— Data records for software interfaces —
= = = =

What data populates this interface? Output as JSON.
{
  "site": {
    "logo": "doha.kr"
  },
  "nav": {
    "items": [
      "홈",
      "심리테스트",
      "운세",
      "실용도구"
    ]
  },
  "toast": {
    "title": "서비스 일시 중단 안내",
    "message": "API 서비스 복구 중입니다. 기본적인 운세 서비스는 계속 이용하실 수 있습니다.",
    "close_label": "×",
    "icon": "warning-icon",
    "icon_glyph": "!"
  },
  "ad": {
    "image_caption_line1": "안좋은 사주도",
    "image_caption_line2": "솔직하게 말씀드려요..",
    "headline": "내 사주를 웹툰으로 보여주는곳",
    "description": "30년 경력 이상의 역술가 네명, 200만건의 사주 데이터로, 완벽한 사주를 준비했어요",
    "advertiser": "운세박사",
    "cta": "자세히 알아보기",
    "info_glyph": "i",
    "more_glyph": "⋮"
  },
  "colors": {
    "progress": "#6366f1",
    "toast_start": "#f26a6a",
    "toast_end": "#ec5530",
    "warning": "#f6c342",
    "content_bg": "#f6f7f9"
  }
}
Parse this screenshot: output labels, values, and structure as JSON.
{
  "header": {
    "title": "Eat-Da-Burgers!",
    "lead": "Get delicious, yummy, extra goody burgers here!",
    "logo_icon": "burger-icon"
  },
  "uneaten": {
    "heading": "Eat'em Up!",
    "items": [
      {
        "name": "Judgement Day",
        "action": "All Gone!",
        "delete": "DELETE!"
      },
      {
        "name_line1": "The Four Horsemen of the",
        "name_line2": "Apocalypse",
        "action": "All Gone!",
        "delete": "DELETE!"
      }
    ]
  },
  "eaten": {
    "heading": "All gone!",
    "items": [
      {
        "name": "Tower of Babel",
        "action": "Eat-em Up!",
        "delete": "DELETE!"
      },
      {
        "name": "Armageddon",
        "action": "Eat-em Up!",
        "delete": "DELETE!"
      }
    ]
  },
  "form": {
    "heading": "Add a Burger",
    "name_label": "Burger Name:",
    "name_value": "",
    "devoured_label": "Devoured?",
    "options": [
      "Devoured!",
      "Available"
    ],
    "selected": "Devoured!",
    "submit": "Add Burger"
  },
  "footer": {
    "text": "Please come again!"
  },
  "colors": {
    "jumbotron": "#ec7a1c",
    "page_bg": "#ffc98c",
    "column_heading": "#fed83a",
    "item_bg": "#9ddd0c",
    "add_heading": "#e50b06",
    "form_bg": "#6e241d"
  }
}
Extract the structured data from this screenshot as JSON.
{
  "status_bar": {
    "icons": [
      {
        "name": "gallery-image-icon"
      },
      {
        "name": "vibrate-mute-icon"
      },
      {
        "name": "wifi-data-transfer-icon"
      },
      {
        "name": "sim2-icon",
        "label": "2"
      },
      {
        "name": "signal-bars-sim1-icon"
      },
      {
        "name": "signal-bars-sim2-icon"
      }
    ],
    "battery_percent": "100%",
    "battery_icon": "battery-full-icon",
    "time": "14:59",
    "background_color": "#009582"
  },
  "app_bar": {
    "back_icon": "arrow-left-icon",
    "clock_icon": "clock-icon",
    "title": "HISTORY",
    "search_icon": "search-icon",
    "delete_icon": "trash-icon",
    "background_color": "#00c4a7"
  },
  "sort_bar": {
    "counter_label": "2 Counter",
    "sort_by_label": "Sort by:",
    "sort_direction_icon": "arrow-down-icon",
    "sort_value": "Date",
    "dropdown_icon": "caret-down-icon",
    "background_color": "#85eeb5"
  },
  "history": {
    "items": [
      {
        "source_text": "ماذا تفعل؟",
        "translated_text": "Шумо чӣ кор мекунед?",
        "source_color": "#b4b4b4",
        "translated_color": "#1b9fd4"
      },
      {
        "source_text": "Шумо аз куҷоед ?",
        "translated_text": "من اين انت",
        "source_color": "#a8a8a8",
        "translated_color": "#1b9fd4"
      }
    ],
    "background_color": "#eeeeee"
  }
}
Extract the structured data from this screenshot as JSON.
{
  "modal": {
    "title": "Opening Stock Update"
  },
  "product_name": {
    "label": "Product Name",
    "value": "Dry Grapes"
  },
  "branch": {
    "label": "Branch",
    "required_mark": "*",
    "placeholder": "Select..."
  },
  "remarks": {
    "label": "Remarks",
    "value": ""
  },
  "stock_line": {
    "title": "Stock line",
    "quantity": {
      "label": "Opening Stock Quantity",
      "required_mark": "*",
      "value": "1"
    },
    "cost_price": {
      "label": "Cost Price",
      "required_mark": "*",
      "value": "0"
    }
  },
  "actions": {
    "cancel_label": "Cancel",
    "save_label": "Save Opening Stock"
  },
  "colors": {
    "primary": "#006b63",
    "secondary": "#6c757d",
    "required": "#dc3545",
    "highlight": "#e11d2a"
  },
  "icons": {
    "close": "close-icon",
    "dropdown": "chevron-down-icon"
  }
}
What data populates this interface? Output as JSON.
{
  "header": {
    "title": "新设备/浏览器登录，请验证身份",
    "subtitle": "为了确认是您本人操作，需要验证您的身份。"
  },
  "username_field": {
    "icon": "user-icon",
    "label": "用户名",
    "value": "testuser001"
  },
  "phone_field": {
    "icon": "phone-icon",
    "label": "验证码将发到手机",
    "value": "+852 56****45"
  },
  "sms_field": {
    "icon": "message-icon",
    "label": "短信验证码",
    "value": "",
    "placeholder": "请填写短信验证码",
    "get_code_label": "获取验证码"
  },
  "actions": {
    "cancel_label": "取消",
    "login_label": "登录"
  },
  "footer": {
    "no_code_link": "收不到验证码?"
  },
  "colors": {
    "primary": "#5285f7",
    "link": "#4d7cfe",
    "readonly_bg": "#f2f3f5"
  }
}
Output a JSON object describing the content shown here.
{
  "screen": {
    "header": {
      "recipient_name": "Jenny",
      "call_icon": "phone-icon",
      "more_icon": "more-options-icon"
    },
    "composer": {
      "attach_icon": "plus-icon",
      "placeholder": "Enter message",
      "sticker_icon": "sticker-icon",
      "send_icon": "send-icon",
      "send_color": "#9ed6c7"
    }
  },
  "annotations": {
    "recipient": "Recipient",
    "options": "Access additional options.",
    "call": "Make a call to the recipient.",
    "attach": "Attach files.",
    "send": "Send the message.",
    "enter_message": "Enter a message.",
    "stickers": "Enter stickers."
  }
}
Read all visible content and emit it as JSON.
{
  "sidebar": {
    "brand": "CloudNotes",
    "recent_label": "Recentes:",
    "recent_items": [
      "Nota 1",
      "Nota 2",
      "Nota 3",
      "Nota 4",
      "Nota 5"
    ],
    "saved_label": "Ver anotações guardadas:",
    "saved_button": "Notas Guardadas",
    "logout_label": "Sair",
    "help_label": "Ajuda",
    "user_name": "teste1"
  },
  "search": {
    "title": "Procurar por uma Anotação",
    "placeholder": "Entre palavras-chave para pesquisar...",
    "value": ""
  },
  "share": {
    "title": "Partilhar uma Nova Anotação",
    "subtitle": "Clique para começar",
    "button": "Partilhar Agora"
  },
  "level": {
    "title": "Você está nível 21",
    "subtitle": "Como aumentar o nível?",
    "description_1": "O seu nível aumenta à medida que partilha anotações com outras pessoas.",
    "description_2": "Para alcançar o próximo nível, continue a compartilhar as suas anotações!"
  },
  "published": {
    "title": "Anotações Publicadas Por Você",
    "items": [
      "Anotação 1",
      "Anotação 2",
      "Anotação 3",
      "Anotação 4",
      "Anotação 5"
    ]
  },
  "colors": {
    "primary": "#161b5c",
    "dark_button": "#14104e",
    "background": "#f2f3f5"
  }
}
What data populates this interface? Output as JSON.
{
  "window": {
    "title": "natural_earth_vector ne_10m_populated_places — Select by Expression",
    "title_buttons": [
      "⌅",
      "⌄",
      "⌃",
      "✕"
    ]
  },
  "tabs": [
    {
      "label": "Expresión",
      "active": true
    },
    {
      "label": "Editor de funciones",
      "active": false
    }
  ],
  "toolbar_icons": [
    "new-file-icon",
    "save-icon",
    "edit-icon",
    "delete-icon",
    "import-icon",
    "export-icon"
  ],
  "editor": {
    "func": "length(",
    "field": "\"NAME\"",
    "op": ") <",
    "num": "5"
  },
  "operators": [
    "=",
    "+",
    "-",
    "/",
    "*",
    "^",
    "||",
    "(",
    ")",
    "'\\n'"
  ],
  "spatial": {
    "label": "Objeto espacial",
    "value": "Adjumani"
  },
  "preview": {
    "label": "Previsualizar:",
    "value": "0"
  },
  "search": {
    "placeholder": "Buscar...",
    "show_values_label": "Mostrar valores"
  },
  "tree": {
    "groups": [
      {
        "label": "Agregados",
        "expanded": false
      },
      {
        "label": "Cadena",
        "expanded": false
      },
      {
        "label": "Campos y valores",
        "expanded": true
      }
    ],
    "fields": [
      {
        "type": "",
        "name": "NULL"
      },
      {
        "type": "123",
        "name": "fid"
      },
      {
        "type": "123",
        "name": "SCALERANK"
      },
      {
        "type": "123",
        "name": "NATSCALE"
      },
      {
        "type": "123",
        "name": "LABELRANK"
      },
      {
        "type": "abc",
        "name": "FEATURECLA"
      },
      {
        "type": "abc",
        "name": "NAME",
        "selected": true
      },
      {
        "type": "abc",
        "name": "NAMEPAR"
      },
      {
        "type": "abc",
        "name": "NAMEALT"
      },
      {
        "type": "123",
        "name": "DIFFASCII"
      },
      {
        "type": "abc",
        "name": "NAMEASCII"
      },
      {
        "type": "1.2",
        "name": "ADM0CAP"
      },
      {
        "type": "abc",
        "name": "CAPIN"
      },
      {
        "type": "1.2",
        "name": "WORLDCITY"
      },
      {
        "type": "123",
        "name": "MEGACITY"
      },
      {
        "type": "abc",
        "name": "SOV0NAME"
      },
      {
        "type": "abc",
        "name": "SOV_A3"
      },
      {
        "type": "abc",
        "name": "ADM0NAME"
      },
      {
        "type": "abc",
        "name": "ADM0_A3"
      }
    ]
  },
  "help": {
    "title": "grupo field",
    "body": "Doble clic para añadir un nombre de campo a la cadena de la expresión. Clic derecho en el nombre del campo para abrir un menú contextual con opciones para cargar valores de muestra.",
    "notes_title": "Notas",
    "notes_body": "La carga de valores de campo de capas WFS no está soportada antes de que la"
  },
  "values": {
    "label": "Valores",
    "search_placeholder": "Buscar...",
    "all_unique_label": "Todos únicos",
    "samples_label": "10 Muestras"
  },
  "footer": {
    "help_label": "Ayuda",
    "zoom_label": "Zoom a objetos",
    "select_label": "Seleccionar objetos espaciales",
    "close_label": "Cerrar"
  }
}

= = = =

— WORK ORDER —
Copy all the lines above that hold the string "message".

— WRITTEN SOLUTION —
    "message": "API 서비스 복구 중입니다. 기본적인 운세 서비스는 계속 이용하실 수 있습니다.",
    "icon": "message-icon",
      "placeholder": "Enter message",
    "send": "Send the message.",
    "enter_message": "Enter a message.",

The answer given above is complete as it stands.